> _Required action_
In the data below, find each line that contains the word "quantity" and copy it.

Component data from apps and pages
===============

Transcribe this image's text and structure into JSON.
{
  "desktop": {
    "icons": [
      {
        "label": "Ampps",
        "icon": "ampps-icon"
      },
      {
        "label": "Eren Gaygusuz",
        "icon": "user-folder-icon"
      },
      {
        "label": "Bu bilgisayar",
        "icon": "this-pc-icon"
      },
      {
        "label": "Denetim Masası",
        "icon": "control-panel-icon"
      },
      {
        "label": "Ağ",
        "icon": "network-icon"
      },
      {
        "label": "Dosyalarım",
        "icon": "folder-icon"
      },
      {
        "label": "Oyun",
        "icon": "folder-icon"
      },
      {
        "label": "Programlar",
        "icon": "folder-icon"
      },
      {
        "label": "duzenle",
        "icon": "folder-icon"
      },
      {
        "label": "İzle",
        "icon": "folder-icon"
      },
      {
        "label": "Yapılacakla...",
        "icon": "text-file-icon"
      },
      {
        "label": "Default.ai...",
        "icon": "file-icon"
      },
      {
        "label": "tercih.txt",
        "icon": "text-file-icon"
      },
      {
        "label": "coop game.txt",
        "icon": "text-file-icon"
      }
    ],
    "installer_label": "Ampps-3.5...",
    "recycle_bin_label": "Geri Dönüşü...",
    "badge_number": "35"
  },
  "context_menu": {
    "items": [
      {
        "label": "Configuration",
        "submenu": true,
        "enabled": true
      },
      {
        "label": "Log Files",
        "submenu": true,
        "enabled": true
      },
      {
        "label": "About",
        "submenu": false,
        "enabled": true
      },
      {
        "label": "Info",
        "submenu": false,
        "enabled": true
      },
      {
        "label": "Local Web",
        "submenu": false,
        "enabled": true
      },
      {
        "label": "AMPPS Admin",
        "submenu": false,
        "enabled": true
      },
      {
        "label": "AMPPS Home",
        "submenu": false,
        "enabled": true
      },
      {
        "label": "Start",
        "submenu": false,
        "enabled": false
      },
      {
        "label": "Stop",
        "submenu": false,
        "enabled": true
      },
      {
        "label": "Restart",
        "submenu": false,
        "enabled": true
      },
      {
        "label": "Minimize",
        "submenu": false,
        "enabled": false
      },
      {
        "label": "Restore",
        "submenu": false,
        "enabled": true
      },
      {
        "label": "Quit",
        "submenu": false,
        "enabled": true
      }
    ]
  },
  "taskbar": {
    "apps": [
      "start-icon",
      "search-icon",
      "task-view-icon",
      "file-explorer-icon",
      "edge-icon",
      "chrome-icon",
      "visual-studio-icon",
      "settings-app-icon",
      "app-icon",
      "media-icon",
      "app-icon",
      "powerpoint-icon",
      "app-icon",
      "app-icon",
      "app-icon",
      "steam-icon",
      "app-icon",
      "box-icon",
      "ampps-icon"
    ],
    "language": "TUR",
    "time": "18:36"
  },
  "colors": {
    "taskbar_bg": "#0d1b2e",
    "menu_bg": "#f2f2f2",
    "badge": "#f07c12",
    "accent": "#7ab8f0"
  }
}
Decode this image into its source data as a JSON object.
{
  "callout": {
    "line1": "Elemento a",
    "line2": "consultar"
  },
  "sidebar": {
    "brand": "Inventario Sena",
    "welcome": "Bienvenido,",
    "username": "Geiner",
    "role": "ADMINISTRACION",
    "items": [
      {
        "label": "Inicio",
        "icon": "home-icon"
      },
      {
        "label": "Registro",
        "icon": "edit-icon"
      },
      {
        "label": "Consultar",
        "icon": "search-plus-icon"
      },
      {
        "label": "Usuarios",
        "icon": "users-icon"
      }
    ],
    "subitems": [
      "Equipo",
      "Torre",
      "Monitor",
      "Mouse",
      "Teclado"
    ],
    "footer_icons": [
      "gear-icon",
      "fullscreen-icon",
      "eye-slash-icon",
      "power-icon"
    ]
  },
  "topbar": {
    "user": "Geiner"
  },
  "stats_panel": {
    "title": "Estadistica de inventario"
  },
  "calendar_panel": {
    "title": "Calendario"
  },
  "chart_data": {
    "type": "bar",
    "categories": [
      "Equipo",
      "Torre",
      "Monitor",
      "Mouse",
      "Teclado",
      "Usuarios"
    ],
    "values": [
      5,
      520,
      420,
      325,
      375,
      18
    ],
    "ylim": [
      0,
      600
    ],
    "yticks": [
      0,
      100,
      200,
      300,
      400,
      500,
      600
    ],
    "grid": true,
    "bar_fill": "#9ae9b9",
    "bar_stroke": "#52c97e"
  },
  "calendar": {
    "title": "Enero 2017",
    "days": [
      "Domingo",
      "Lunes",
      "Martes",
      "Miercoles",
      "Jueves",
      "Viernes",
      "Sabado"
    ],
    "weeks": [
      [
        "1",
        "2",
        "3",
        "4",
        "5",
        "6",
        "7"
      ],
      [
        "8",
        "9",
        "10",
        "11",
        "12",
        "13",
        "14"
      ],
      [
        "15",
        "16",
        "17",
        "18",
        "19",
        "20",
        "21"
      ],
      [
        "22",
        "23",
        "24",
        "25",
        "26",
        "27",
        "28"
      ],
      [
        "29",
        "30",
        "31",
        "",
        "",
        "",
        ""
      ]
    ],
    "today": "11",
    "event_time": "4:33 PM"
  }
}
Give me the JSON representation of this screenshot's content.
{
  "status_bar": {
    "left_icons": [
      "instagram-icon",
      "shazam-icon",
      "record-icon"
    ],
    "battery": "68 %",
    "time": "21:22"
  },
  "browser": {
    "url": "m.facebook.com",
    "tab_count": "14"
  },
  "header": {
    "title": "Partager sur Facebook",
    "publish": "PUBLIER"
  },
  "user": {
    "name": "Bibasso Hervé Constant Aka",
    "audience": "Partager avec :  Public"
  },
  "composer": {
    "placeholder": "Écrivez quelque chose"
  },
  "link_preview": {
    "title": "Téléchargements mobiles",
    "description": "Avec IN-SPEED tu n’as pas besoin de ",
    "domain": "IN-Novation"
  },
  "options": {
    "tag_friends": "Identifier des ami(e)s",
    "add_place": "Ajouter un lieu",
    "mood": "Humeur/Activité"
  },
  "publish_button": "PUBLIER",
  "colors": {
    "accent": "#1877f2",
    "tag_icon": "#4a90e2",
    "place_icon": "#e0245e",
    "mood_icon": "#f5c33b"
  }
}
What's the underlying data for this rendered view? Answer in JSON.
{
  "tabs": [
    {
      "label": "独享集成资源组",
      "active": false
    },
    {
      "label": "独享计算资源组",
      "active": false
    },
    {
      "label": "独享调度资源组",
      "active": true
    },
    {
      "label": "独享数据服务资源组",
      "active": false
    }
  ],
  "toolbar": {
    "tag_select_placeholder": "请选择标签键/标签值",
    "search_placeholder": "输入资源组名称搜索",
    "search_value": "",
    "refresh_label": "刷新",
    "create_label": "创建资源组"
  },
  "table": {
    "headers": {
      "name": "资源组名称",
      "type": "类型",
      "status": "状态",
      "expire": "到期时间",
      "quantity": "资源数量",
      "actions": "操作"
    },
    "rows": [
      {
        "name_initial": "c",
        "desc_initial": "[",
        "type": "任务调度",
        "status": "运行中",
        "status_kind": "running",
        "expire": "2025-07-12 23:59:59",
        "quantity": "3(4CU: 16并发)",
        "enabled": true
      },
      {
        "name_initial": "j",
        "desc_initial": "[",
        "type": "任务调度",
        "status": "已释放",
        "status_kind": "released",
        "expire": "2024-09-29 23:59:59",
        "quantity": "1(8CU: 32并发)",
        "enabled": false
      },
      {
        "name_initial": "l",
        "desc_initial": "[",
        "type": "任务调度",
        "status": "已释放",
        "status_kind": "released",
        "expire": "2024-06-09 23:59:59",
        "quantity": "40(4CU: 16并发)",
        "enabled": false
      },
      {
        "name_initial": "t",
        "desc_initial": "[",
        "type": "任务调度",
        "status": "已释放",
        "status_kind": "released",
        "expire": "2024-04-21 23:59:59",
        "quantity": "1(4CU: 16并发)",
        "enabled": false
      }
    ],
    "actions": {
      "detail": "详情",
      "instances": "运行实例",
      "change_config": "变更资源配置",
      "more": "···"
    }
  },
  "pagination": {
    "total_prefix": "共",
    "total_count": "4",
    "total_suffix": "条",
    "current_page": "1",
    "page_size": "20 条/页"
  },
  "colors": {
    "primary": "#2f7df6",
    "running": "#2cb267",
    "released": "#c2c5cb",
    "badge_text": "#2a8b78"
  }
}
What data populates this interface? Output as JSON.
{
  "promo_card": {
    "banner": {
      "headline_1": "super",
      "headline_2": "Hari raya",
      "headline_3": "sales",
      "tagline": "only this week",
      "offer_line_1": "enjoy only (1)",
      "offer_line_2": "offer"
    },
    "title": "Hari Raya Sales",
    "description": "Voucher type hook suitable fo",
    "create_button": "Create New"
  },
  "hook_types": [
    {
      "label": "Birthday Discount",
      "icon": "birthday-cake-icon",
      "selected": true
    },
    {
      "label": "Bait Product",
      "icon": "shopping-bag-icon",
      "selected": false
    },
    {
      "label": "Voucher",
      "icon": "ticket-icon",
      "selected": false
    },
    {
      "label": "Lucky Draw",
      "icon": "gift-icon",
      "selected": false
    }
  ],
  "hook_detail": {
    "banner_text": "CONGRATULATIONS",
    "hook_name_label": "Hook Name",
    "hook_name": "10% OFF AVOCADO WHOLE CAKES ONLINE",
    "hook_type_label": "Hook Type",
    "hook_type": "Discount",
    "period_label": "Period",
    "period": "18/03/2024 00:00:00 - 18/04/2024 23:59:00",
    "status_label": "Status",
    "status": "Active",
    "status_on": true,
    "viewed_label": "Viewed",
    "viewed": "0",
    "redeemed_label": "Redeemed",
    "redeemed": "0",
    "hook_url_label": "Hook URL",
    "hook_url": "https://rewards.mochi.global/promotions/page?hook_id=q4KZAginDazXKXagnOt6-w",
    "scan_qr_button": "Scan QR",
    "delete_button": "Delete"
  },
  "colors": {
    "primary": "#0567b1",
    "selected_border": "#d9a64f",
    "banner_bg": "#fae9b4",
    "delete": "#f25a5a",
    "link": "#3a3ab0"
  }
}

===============

> _Exercise result_
      "quantity": "资源数量",
        "quantity": "3(4CU: 16并发)",
        "quantity": "1(8CU: 32并发)",
        "quantity": "40(4CU: 16并发)",
        "quantity": "1(4CU: 16并发)",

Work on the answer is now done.